**Assignment**
Print the listing once more, exactly as it stands.

[Supplied data — start]

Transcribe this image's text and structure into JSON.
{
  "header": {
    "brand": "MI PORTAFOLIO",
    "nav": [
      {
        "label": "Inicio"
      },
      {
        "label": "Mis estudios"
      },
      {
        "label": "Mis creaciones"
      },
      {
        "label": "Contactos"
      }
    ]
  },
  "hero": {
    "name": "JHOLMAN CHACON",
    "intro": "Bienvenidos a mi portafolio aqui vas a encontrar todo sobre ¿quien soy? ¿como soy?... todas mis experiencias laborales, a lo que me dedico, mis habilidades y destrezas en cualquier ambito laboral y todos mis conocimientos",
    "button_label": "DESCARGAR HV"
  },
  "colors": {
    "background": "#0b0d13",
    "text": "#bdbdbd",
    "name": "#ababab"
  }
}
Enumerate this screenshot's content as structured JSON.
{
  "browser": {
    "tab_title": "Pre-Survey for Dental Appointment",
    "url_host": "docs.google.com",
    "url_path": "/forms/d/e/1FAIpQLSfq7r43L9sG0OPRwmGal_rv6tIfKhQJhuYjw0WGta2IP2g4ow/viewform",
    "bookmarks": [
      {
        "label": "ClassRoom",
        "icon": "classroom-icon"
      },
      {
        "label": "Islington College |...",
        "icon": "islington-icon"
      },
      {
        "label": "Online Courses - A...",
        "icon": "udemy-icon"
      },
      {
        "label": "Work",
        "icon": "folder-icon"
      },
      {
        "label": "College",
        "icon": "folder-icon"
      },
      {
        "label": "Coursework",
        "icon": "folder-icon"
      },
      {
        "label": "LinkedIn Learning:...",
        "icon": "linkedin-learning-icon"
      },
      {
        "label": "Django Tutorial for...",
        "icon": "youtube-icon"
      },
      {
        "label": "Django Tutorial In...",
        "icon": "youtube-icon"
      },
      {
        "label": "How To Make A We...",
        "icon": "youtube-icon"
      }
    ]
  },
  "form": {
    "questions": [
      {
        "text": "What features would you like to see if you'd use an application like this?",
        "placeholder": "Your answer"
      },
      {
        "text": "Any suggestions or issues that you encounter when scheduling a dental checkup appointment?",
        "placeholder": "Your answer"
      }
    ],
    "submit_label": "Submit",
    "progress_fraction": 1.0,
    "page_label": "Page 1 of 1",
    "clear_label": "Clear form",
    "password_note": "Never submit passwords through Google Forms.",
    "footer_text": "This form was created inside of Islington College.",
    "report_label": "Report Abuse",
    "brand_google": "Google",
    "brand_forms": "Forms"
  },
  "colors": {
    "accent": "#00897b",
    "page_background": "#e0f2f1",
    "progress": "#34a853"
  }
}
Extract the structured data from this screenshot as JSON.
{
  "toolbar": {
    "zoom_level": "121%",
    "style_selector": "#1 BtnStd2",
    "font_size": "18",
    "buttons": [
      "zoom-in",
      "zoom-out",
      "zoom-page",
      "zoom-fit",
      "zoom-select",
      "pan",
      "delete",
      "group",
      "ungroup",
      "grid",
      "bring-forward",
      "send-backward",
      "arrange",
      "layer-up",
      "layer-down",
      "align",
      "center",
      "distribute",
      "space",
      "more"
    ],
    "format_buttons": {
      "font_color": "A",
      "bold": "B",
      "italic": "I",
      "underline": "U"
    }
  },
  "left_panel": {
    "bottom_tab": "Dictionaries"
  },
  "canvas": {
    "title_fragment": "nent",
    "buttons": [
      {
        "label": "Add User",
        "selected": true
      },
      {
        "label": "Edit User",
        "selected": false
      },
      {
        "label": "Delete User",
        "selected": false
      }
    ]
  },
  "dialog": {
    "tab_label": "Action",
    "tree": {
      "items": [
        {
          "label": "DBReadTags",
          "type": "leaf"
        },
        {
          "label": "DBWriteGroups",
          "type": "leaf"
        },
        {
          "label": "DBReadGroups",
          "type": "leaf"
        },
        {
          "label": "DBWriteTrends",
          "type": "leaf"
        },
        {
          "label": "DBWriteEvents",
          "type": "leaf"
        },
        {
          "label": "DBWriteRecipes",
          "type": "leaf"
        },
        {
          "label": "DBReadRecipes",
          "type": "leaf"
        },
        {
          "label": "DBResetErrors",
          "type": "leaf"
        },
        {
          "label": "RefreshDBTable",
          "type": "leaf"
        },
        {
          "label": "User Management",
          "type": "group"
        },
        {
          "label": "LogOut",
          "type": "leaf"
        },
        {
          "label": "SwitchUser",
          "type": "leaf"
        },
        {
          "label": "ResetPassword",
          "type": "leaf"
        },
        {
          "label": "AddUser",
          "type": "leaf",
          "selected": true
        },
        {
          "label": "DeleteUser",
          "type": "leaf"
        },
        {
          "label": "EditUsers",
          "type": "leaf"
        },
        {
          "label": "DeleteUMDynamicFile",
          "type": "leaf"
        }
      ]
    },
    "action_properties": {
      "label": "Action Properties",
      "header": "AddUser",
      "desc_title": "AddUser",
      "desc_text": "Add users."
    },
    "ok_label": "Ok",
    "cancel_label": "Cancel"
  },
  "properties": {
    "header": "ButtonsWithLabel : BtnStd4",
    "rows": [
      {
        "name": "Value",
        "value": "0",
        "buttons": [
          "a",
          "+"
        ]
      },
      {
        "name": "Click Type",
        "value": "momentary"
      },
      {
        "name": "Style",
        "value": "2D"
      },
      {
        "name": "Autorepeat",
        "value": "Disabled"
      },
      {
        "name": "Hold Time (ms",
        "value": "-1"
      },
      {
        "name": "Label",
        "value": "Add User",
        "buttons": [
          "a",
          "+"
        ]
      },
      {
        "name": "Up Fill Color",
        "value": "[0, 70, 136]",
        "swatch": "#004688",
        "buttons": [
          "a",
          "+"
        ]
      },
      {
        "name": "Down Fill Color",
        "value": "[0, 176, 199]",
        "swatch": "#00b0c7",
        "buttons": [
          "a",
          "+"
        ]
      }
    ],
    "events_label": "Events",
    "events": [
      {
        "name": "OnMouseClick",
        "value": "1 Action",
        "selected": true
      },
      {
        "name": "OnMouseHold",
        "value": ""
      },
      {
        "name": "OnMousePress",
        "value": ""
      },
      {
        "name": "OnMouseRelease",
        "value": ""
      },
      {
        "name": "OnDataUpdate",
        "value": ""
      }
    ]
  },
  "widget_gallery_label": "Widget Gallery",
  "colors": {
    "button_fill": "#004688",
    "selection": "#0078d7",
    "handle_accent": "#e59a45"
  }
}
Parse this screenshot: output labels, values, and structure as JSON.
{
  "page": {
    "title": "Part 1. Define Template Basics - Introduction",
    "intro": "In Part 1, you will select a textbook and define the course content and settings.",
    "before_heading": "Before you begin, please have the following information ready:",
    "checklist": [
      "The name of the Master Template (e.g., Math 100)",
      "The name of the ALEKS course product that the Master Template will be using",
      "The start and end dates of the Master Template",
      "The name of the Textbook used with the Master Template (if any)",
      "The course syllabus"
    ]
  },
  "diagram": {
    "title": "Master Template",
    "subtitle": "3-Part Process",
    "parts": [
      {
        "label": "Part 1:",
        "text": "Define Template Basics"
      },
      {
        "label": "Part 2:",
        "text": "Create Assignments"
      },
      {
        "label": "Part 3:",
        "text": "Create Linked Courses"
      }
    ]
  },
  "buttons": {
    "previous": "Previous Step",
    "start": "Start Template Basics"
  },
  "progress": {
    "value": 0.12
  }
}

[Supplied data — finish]

**Your solution**
Transcribe this image's text and structure into JSON.
{
  "header": {
    "brand": "MI PORTAFOLIO",
    "nav": [
      {
        "label": "Inicio"
      },
      {
        "label": "Mis estudios"
      },
      {
        "label": "Mis creaciones"
      },
      {
        "label": "Contactos"
      }
    ]
  },
  "hero": {
    "name": "JHOLMAN CHACON",
    "intro": "Bienvenidos a mi portafolio aqui vas a encontrar todo sobre ¿quien soy? ¿como soy?... todas mis experiencias laborales, a lo que me dedico, mis habilidades y destrezas en cualquier ambito laboral y todos mis conocimientos",
    "button_label": "DESCARGAR HV"
  },
  "colors": {
    "background": "#0b0d13",
    "text": "#bdbdbd",
    "name": "#ababab"
  }
}
Enumerate this screenshot's content as structured JSON.
{
  "browser": {
    "tab_title": "Pre-Survey for Dental Appointment",
    "url_host": "docs.google.com",
    "url_path": "/forms/d/e/1FAIpQLSfq7r43L9sG0OPRwmGal_rv6tIfKhQJhuYjw0WGta2IP2g4ow/viewform",
    "bookmarks": [
      {
        "label": "ClassRoom",
        "icon": "classroom-icon"
      },
      {
        "label": "Islington College |...",
        "icon": "islington-icon"
      },
      {
        "label": "Online Courses - A...",
        "icon": "udemy-icon"
      },
      {
        "label": "Work",
        "icon": "folder-icon"
      },
      {
        "label": "College",
        "icon": "folder-icon"
      },
      {
        "label": "Coursework",
        "icon": "folder-icon"
      },
      {
        "label": "LinkedIn Learning:...",
        "icon": "linkedin-learning-icon"
      },
      {
        "label": "Django Tutorial for...",
        "icon": "youtube-icon"
      },
      {
        "label": "Django Tutorial In...",
        "icon": "youtube-icon"
      },
      {
        "label": "How To Make A We...",
        "icon": "youtube-icon"
      }
    ]
  },
  "form": {
    "questions": [
      {
        "text": "What features would you like to see if you'd use an application like this?",
        "placeholder": "Your answer"
      },
      {
        "text": "Any suggestions or issues that you encounter when scheduling a dental checkup appointment?",
        "placeholder": "Your answer"
      }
    ],
    "submit_label": "Submit",
    "progress_fraction": 1.0,
    "page_label": "Page 1 of 1",
    "clear_label": "Clear form",
    "password_note": "Never submit passwords through Google Forms.",
    "footer_text": "This form was created inside of Islington College.",
    "report_label": "Report Abuse",
    "brand_google": "Google",
    "brand_forms": "Forms"
  },
  "colors": {
    "accent": "#00897b",
    "page_background": "#e0f2f1",
    "progress": "#34a853"
  }
}
Extract the structured data from this screenshot as JSON.
{
  "toolbar": {
    "zoom_level": "121%",
    "style_selector": "#1 BtnStd2",
    "font_size": "18",
    "buttons": [
      "zoom-in",
      "zoom-out",
      "zoom-page",
      "zoom-fit",
      "zoom-select",
      "pan",
      "delete",
      "group",
      "ungroup",
      "grid",
      "bring-forward",
      "send-backward",
      "arrange",
      "layer-up",
      "layer-down",
      "align",
      "center",
      "distribute",
      "space",
      "more"
    ],
    "format_buttons": {
      "font_color": "A",
      "bold": "B",
      "italic": "I",
      "underline": "U"
    }
  },
  "left_panel": {
    "bottom_tab": "Dictionaries"
  },
  "canvas": {
    "title_fragment": "nent",
    "buttons": [
      {
        "label": "Add User",
        "selected": true
      },
      {
        "label": "Edit User",
        "selected": false
      },
      {
        "label": "Delete User",
        "selected": false
      }
    ]
  },
  "dialog": {
    "tab_label": "Action",
    "tree": {
      "items": [
        {
          "label": "DBReadTags",
          "type": "leaf"
        },
        {
          "label": "DBWriteGroups",
          "type": "leaf"
        },
        {
          "label": "DBReadGroups",
          "type": "leaf"
        },
        {
          "label": "DBWriteTrends",
          "type": "leaf"
        },
        {
          "label": "DBWriteEvents",
          "type": "leaf"
        },
        {
          "label": "DBWriteRecipes",
          "type": "leaf"
        },
        {
          "label": "DBReadRecipes",
          "type": "leaf"
        },
        {
          "label": "DBResetErrors",
          "type": "leaf"
        },
        {
          "label": "RefreshDBTable",
          "type": "leaf"
        },
        {
          "label": "User Management",
          "type": "group"
        },
        {
          "label": "LogOut",
          "type": "leaf"
        },
        {
          "label": "SwitchUser",
          "type": "leaf"
        },
        {
          "label": "ResetPassword",
          "type": "leaf"
        },
        {
          "label": "AddUser",
          "type": "leaf",
          "selected": true
        },
        {
          "label": "DeleteUser",
          "type": "leaf"
        },
        {
          "label": "EditUsers",
          "type": "leaf"
        },
        {
          "label": "DeleteUMDynamicFile",
          "type": "leaf"
        }
      ]
    },
    "action_properties": {
      "label": "Action Properties",
      "header": "AddUser",
      "desc_title": "AddUser",
      "desc_text": "Add users."
    },
    "ok_label": "Ok",
    "cancel_label": "Cancel"
  },
  "properties": {
    "header": "ButtonsWithLabel : BtnStd4",
    "rows": [
      {
        "name": "Value",
        "value": "0",
        "buttons": [
          "a",
          "+"
        ]
      },
      {
        "name": "Click Type",
        "value": "momentary"
      },
      {
        "name": "Style",
        "value": "2D"
      },
      {
        "name": "Autorepeat",
        "value": "Disabled"
      },
      {
        "name": "Hold Time (ms",
        "value": "-1"
      },
      {
        "name": "Label",
        "value": "Add User",
        "buttons": [
          "a",
          "+"
        ]
      },
      {
        "name": "Up Fill Color",
        "value": "[0, 70, 136]",
        "swatch": "#004688",
        "buttons": [
          "a",
          "+"
        ]
      },
      {
        "name": "Down Fill Color",
        "value": "[0, 176, 199]",
        "swatch": "#00b0c7",
        "buttons": [
          "a",
          "+"
        ]
      }
    ],
    "events_label": "Events",
    "events": [
      {
        "name": "OnMouseClick",
        "value": "1 Action",
        "selected": true
      },
      {
        "name": "OnMouseHold",
        "value": ""
      },
      {
        "name": "OnMousePress",
        "value": ""
      },
      {
        "name": "OnMouseRelease",
        "value": ""
      },
      {
        "name": "OnDataUpdate",
        "value": ""
      }
    ]
  },
  "widget_gallery_label": "Widget Gallery",
  "colors": {
    "button_fill": "#004688",
    "selection": "#0078d7",
    "handle_accent": "#e59a45"
  }
}
Parse this screenshot: output labels, values, and structure as JSON.
{
  "page": {
    "title": "Part 1. Define Template Basics - Introduction",
    "intro": "In Part 1, you will select a textbook and define the course content and settings.",
    "before_heading": "Before you begin, please have the following information ready:",
    "checklist": [
      "The name of the Master Template (e.g., Math 100)",
      "The name of the ALEKS course product that the Master Template will be using",
      "The start and end dates of the Master Template",
      "The name of the Textbook used with the Master Template (if any)",
      "The course syllabus"
    ]
  },
  "diagram": {
    "title": "Master Template",
    "subtitle": "3-Part Process",
    "parts": [
      {
        "label": "Part 1:",
        "text": "Define Template Basics"
      },
      {
        "label": "Part 2:",
        "text": "Create Assignments"
      },
      {
        "label": "Part 3:",
        "text": "Create Linked Courses"
      }
    ]
  },
  "buttons": {
    "previous": "Previous Step",
    "start": "Start Template Basics"
  },
  "progress": {
    "value": 0.12
  }
}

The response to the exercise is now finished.